Yale, MIT, Johns Hopkins, UCLA, Berkeley, Brown, Harvard, Duke, Columbia, Cornell, Princeton... I did not get into any of the colleges I wanted to go to; I had 21 flat out rejections.
First of all, I am disappointed. For the past two years, I have spent countless hours studying and serving extracurriculars. I dreamed about what my life would be like at those elite schools, wishing that at least one of them would say yes. When I opened my last 'View Update' from Stanford, I felt like everything I had worked so hard for was meaningless.

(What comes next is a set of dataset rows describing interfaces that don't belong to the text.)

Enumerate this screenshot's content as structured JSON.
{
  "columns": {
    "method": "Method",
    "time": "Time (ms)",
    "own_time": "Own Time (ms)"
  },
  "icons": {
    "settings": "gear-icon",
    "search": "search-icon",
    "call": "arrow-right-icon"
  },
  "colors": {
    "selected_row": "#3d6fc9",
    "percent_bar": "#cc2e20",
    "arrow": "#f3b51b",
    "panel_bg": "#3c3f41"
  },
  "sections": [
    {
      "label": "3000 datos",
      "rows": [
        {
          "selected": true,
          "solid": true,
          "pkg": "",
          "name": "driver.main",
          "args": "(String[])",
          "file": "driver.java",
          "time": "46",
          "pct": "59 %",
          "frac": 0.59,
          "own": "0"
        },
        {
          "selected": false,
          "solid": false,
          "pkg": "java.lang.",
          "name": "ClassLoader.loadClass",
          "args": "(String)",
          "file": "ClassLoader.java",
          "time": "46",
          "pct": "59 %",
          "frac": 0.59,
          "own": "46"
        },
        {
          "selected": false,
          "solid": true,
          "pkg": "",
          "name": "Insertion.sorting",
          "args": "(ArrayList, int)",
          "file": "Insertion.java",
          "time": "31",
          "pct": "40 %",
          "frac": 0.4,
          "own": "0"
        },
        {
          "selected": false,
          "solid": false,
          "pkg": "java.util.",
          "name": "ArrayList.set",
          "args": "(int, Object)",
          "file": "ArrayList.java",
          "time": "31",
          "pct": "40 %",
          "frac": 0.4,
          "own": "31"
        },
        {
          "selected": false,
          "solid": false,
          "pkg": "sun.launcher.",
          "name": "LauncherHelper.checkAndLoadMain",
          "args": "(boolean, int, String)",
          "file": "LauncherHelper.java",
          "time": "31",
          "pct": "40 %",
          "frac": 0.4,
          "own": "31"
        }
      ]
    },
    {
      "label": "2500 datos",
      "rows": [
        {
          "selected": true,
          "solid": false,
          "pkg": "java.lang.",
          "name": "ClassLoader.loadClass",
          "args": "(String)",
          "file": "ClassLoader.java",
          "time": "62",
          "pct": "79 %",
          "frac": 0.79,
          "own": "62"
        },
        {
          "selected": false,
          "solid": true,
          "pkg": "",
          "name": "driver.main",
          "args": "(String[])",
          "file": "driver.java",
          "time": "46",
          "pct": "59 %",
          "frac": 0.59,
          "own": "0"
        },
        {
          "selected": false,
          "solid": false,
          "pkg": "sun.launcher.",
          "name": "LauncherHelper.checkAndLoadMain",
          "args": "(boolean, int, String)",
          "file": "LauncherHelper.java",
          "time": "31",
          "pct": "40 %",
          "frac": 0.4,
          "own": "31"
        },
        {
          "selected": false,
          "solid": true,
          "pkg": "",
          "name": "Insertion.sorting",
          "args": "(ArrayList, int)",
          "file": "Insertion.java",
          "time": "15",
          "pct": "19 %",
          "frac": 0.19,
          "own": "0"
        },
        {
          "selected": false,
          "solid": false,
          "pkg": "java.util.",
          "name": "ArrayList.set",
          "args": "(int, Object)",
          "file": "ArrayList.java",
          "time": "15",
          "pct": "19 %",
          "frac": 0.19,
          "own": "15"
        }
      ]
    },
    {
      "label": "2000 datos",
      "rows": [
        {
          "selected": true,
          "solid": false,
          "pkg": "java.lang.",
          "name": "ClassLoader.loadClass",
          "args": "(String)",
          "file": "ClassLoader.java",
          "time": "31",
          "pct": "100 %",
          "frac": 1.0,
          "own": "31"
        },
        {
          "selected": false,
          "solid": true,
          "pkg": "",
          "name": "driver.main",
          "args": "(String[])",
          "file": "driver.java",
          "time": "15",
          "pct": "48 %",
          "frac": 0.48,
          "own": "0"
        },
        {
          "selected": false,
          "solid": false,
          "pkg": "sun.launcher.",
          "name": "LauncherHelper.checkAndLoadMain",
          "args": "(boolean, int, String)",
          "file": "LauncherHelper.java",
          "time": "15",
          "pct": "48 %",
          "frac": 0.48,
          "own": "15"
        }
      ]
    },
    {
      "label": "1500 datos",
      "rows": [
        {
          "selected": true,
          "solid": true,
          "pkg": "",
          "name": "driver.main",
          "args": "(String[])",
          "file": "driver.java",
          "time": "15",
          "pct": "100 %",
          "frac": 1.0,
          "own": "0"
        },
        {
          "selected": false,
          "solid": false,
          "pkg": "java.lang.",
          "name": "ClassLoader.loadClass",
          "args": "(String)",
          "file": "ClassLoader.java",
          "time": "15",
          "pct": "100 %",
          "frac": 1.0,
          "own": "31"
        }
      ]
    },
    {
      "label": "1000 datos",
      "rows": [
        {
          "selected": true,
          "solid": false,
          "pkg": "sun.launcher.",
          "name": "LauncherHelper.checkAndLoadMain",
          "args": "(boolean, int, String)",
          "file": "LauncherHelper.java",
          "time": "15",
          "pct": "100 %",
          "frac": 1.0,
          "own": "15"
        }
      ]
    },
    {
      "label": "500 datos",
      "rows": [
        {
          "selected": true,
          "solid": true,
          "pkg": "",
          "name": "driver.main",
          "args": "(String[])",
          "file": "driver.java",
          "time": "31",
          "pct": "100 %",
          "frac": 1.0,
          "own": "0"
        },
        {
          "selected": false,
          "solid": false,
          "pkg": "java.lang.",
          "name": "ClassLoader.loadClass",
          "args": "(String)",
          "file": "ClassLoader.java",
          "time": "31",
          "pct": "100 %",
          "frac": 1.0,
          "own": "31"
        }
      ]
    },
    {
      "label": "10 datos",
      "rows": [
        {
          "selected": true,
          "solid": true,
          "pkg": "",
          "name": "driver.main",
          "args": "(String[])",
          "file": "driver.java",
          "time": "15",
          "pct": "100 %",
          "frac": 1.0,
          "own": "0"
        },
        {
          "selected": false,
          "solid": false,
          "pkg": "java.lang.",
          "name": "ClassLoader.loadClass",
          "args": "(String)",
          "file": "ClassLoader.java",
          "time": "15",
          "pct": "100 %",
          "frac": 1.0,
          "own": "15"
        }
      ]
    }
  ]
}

I've been rethinking the process a little for the last few days. I was emotionally invested in going to those elite schools; I applied because I told myself to do so (I want to be in the best place academically), not because my teachers and parents asked me to. I thought (and still think) that moving away and immersing myself in a high achieving environment surrounded by ambitious people would make me a better person and set me on the path to success.
Truth to be told, I don't resent them for those rejections. They gave me a platform to showcase my personal highlights, and I did. I am confident enough to say that I performed at the level I was capable of. The fact that I didn't get any offers... well, it has a lot of variables that are not within my control.
- What did I do wrong
"So I just applied to schools that are never going to admit me?"
After it was all over, I asked myself, "how did I end up in this situation?" "Was it because of a lack of effort with too many distractions like girls and YouTube videos?" "Am I not worthy enough and had an unrealistic expectation given my grades, test scores, and essays?" I talked with my parents, friends, and school counsellor, asking them about their observations of my high school effort. Their answer was uniform, I did do good enough, and I was ready to go to those colleges. I excelled in every class, I took on leadership positions, I built relationships with teachers, and I wrote from my genuine heart...
Seeing my peers posting their college offers on social media, I felt like I was the only few whose dreams didn't come true. The reality was harsh. I worked my ass off, I wouldn't say I deserve to go to one, but I definitely thought I had a good chance. There isn't an awful lot that I'd like to change for my next go, except trying to get more help from an agent, do more research on those colleges, and take better advantage of what I have got.
- What did I learn
For such a long time, I had put my happiness on attending an Ivy League school because getting accepted by one of them means terrific networks. An acceptance letter means opportunities for change. Their global community could change me as a person; who I meet, how I think, and what I believe. All the time I could have spent partying, I focused on college applications for the promise of a brighter future.
For me, the worst part of this experience was that I thought, "no matter how hard I worked, it would always be for nothing." How dare I imagine outcompeting others in the wide range of international applicants pool? There are thousands of Asian and Indian kids who are better than me academically (don't mention if they are legacy or ethnic minorities or not). Neither do I have a comparative advantage over those domestic American applicants because they will always be prioritized (which I totally understand because those universities are supposed to provide education firstly to their own people).
But perhaps, it wasn't for nothing. Most people fail. Everything happens for a reason; my ego was hit, and I was crushed for a few days, but I am still here. Although I now have to commit to my safety school, it's not the end of the world. It's me who defines my success, not the school I attend. When I look back on this experience, I can always say, "I did something significant back then..."
- It's not the end of this story
To be honest, I am not emotionally in pain. I've realized that there's a whole other tier of intellect above me, but I still believe in myself. After all, this life story made me more mature; I gained clarity on where I am and what I want in the future. I will keep in mind that it's not just about the end (getting into an Ivy); it is also about engaging with the world around me.
Hard work pays off; I just need the courage to pick myself up from the ground, pack my bag, and keep going. Maybe I will never get into any of my desired universities straight out of high school as a freshman, but I can still go to a UK university and apply the year later as a transfer student. After 10 years, my credential will be forgotten, but from this opportunity I embraced, I got some like-minded friends and found my passion that I am happy of pursuing – writing, reading, and sports. I will definitely reapply next year with better credentials. I miss 100% of the shots if I don't take it; what have I got to lose.